It's not unreasonable for a homeowner who puts a good deal of money, time and energy into maintaining a lovely lawn to put up a sign warning dog walkers to "keep off the grass." Brown patches on lawns are evidence that one or more dogs have a favourite bathroom spot. Low-lying plant leaves or shrubs with browning edges might be the victim of a male dog's leg lift.
Dog Urine Can Damage or Kill Plants and Grass
Plants and grass are susceptible to damage from dog urine because of its chemical composition. According to a publication provided by the University of Nebraska, Lincoln, the salts in dog urine are very damaging to plants. You can see the effect most commonly on lawns, which are the most noticeable victim of dog urine spotting. Brown spots and darker green areas are the effects of a dog urinating on the lawn. Similarly, leaves will brown out on low-lying plants if dogs urinate on them too often.

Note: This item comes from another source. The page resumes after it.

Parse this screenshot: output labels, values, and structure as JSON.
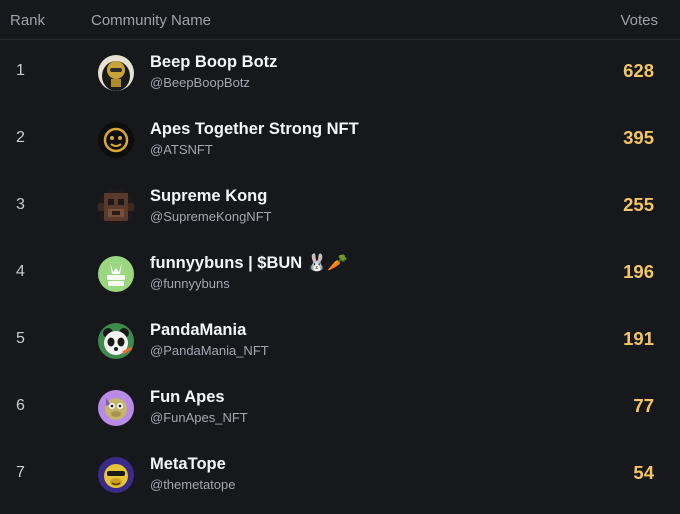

Male versus Female Dogs
Despite some urban legends to the contrary, the chemical composition of the urine is the same whether the dog is male or female. There is a greater damaging effect on the plants dogs pee on, however, from dogs who squat when they urinate versus those who lift their leg. This is due to the large volume of urine they deposit in concentrated areas. Most dogs who squat when they pee are female, but some males do, too, especially if they are feeble or in the confines of their own yard.

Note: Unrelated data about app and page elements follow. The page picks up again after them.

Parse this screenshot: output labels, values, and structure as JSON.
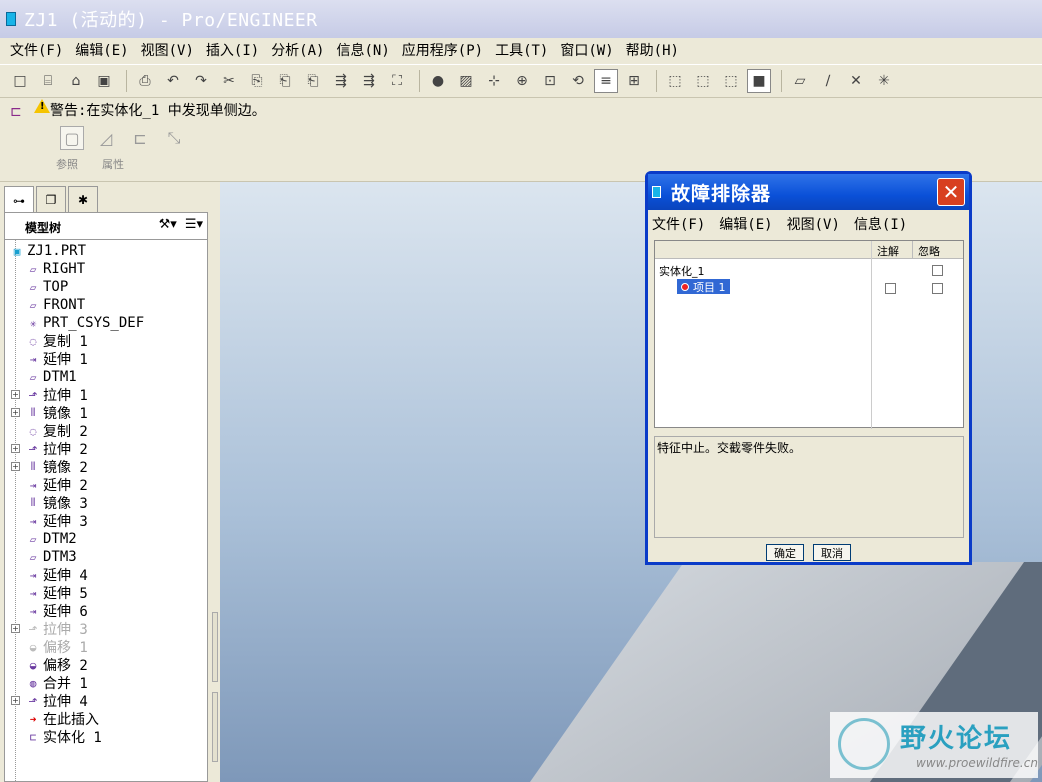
{
  "window": {
    "title": "ZJ1 (活动的) - Pro/ENGINEER"
  },
  "menu": [
    "文件(F)",
    "编辑(E)",
    "视图(V)",
    "插入(I)",
    "分析(A)",
    "信息(N)",
    "应用程序(P)",
    "工具(T)",
    "窗口(W)",
    "帮助(H)"
  ],
  "warning": {
    "text": "警告:在实体化_1 中发现单侧边。",
    "tabs": [
      "参照",
      "属性"
    ]
  },
  "tree": {
    "header": "模型树",
    "items": [
      {
        "label": "ZJ1.PRT",
        "icon": "part-icon",
        "expander": false,
        "disabled": false
      },
      {
        "label": "RIGHT",
        "icon": "datum-plane-icon",
        "expander": false,
        "disabled": false
      },
      {
        "label": "TOP",
        "icon": "datum-plane-icon",
        "expander": false,
        "disabled": false
      },
      {
        "label": "FRONT",
        "icon": "datum-plane-icon",
        "expander": false,
        "disabled": false
      },
      {
        "label": "PRT_CSYS_DEF",
        "icon": "csys-icon",
        "expander": false,
        "disabled": false
      },
      {
        "label": "复制 1",
        "icon": "copy-surface-icon",
        "expander": false,
        "disabled": false
      },
      {
        "label": "延伸 1",
        "icon": "extend-icon",
        "expander": false,
        "disabled": false
      },
      {
        "label": "DTM1",
        "icon": "datum-plane-icon",
        "expander": false,
        "disabled": false
      },
      {
        "label": "拉伸 1",
        "icon": "extrude-icon",
        "expander": true,
        "disabled": false
      },
      {
        "label": "镜像 1",
        "icon": "mirror-icon",
        "expander": true,
        "disabled": false
      },
      {
        "label": "复制 2",
        "icon": "copy-surface-icon",
        "expander": false,
        "disabled": false
      },
      {
        "label": "拉伸 2",
        "icon": "extrude-icon",
        "expander": true,
        "disabled": false
      },
      {
        "label": "镜像 2",
        "icon": "mirror-icon",
        "expander": true,
        "disabled": false
      },
      {
        "label": "延伸 2",
        "icon": "extend-icon",
        "expander": false,
        "disabled": false
      },
      {
        "label": "镜像 3",
        "icon": "mirror-icon",
        "expander": false,
        "disabled": false
      },
      {
        "label": "延伸 3",
        "icon": "extend-icon",
        "expander": false,
        "disabled": false
      },
      {
        "label": "DTM2",
        "icon": "datum-plane-icon",
        "expander": false,
        "disabled": false
      },
      {
        "label": "DTM3",
        "icon": "datum-plane-icon",
        "expander": false,
        "disabled": false
      },
      {
        "label": "延伸 4",
        "icon": "extend-icon",
        "expander": false,
        "disabled": false
      },
      {
        "label": "延伸 5",
        "icon": "extend-icon",
        "expander": false,
        "disabled": false
      },
      {
        "label": "延伸 6",
        "icon": "extend-icon",
        "expander": false,
        "disabled": false
      },
      {
        "label": "拉伸 3",
        "icon": "extrude-icon",
        "expander": true,
        "disabled": true
      },
      {
        "label": "偏移 1",
        "icon": "offset-icon",
        "expander": false,
        "disabled": true
      },
      {
        "label": "偏移 2",
        "icon": "offset-icon",
        "expander": false,
        "disabled": false
      },
      {
        "label": "合并 1",
        "icon": "merge-icon",
        "expander": false,
        "disabled": false
      },
      {
        "label": "拉伸 4",
        "icon": "extrude-icon",
        "expander": true,
        "disabled": false
      },
      {
        "label": "在此插入",
        "icon": "insert-here-icon",
        "expander": false,
        "disabled": false
      },
      {
        "label": "实体化 1",
        "icon": "solidify-icon",
        "expander": false,
        "disabled": false
      }
    ]
  },
  "dialog": {
    "title": "故障排除器",
    "menu": [
      "文件(F)",
      "编辑(E)",
      "视图(V)",
      "信息(I)"
    ],
    "columns": {
      "note": "注解",
      "ignore": "忽略"
    },
    "group": "实体化_1",
    "item": "项目 1",
    "message": "特征中止。交截零件失败。",
    "ok": "确定",
    "cancel": "取消"
  },
  "watermark": {
    "text": "野火论坛",
    "url": "www.proewildfire.cn"
  },
  "colors": {
    "title_bar": "#c6cbe6",
    "dialog_title": "#0a50d8",
    "selection": "#3168d4",
    "close": "#d84020"
  }
}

Squatting versus Marking
It's the squatting that matters. Marking, on the other hand, is a purely male dog thing. Male dogs have a tendency to urinate or "mark" vertical objects in the landscape, such as lampposts and fire hydrants, but also including trees, shrubs and other plants. The amount of urine deposited when a male dog marks in this way, however, is usually quite small. Therefore, a male dog's urine marking, while possibly troublesome, is much less of a problem than a male dog who squats to urinate on low-lying plants, grass or ground cover.
Damaging Effects of Salts and Nitrogen
The reason dog urine can kill plants is its chemical composition. Contrary to common belief, dog urine does not cause spotting or browning because it is alkaline. Rather, dog urine kills greenery due to its high concentration of nitrogen and salts, which overwhelm a small patch of plantings or grass and cause plant "burn" similar to the browning and killing effect of over-fertilisation. Brown spots appear in lawns or on leaves. If the nitrogen does not overwhelm the area, it can simply darken the green of plants and grass, actually making the area grow faster.
According to specialists, the best ways to protect plants or grass from an overdose of nitrogen and salt in dog urine is to immediately douse the area with water after a dog urinates. Flushing the area will wash the nitrogen and salts into surrounding ground, causing a neutralising and dilution effect. Using a hose to wash away dog urine on plants will help prevent their leaves from browning.